■ THE PROBLEM: Because the pictures are not wanted, reproduce the rest of the records below exactly as they stand.

[Collected data]

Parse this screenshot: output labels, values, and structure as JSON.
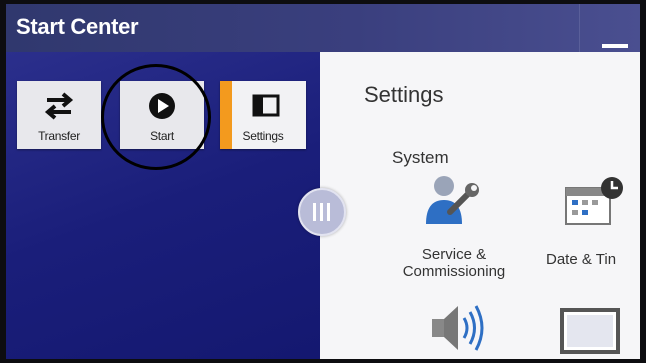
{
  "window": {
    "title": "Start Center"
  },
  "left_tiles": [
    {
      "label": "Transfer",
      "icon": "transfer-icon"
    },
    {
      "label": "Start",
      "icon": "play-icon"
    },
    {
      "label": "Settings",
      "icon": "settings-panel-icon",
      "selected": true
    }
  ],
  "settings_panel": {
    "heading": "Settings",
    "group": "System",
    "items": [
      {
        "label_line1": "Service &",
        "label_line2": "Commissioning",
        "icon": "service-wrench-icon"
      },
      {
        "label": "Date & Tin",
        "icon": "calendar-clock-icon"
      },
      {
        "icon": "speaker-icon"
      },
      {
        "icon": "display-icon"
      }
    ]
  },
  "colors": {
    "accent": "#f39a1e",
    "left_panel": "#1b1f7a",
    "titlebar": "#3a3f7e",
    "icon_blue": "#2e6fc4"
  }
}
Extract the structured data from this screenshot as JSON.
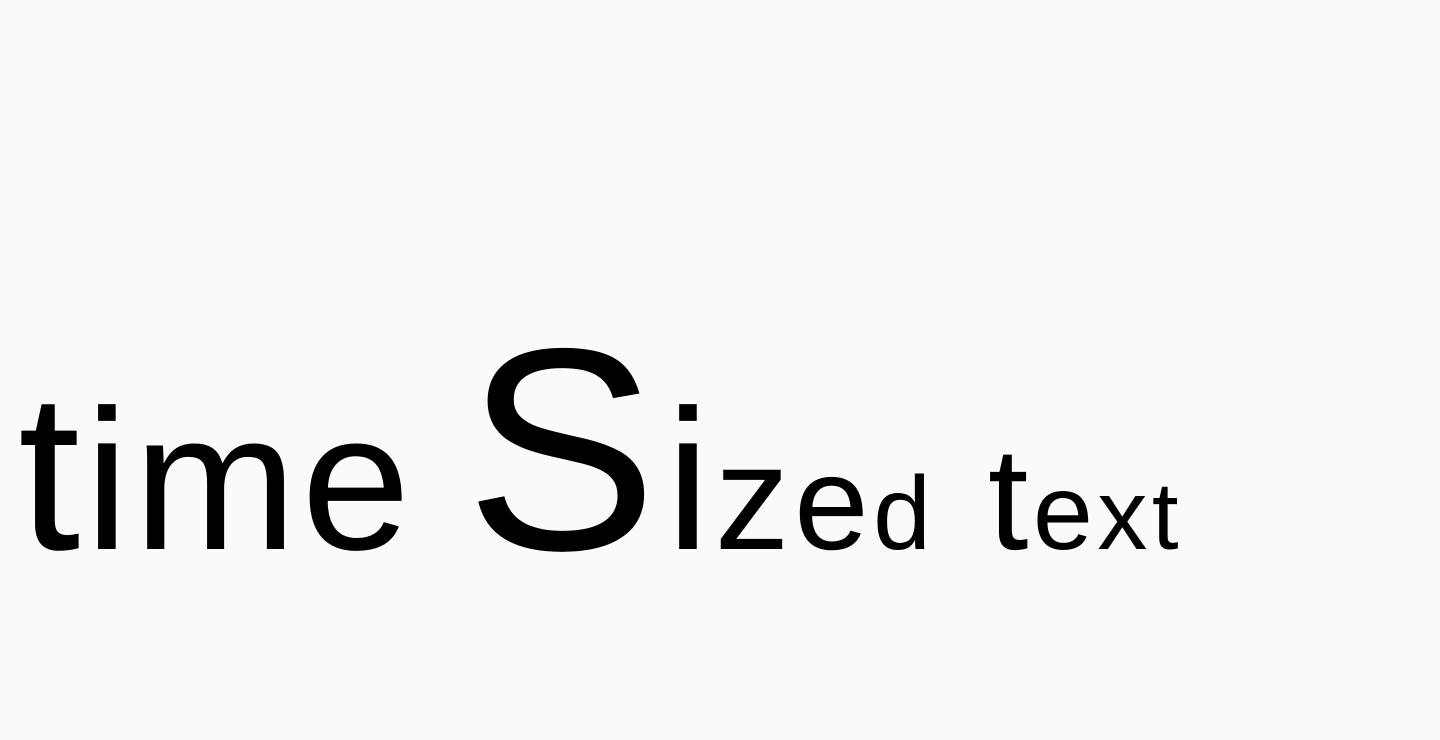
{
  "text": {
    "glyphs": [
      "t",
      "i",
      "m",
      "e",
      " ",
      "S",
      "i",
      "z",
      "e",
      "d",
      " ",
      "t",
      "e",
      "x",
      "t"
    ]
  },
  "colors": {
    "background": "#fafafa",
    "text": "#000000"
  }
}
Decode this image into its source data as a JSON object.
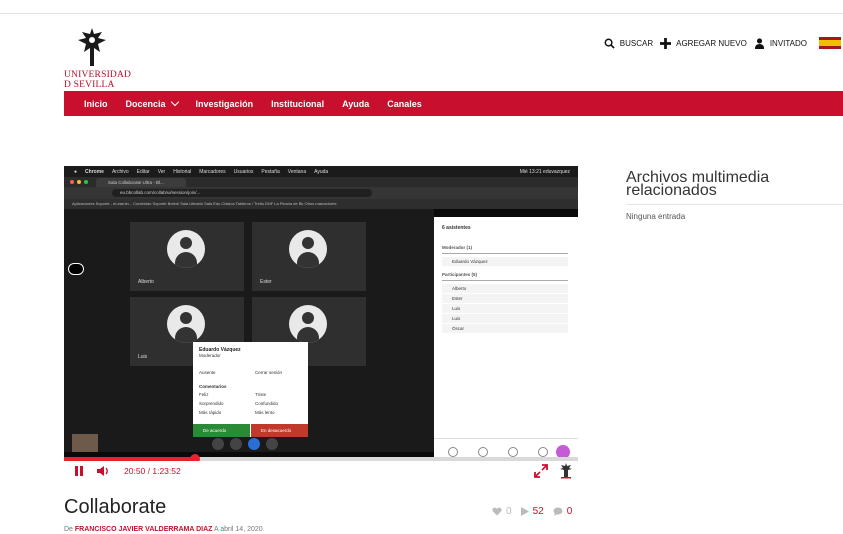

■ SOLUTION TO THIS EXERCISE:
Parse this screenshot: output labels, values, and structure as JSON.
{
  "window": {
    "title": "Start Center"
  },
  "left_tiles": [
    {
      "label": "Transfer",
      "icon": "transfer-icon"
    },
    {
      "label": "Start",
      "icon": "play-icon"
    },
    {
      "label": "Settings",
      "icon": "settings-panel-icon",
      "selected": true
    }
  ],
  "settings_panel": {
    "heading": "Settings",
    "group": "System",
    "items": [
      {
        "label_line1": "Service &",
        "label_line2": "Commissioning",
        "icon": "service-wrench-icon"
      },
      {
        "label": "Date & Tin",
        "icon": "calendar-clock-icon"
      },
      {
        "icon": "speaker-icon"
      },
      {
        "icon": "display-icon"
      }
    ]
  },
  "colors": {
    "accent": "#f39a1e",
    "left_panel": "#1b1f7a",
    "titlebar": "#3a3f7e",
    "icon_blue": "#2e6fc4"
  }
}
Extract the structured data from this screenshot as JSON.
{
  "text": {
    "glyphs": [
      "t",
      "i",
      "m",
      "e",
      " ",
      "S",
      "i",
      "z",
      "e",
      "d",
      " ",
      "t",
      "e",
      "x",
      "t"
    ]
  },
  "colors": {
    "background": "#fafafa",
    "text": "#000000"
  }
}
Decode this image into its source data as a JSON object.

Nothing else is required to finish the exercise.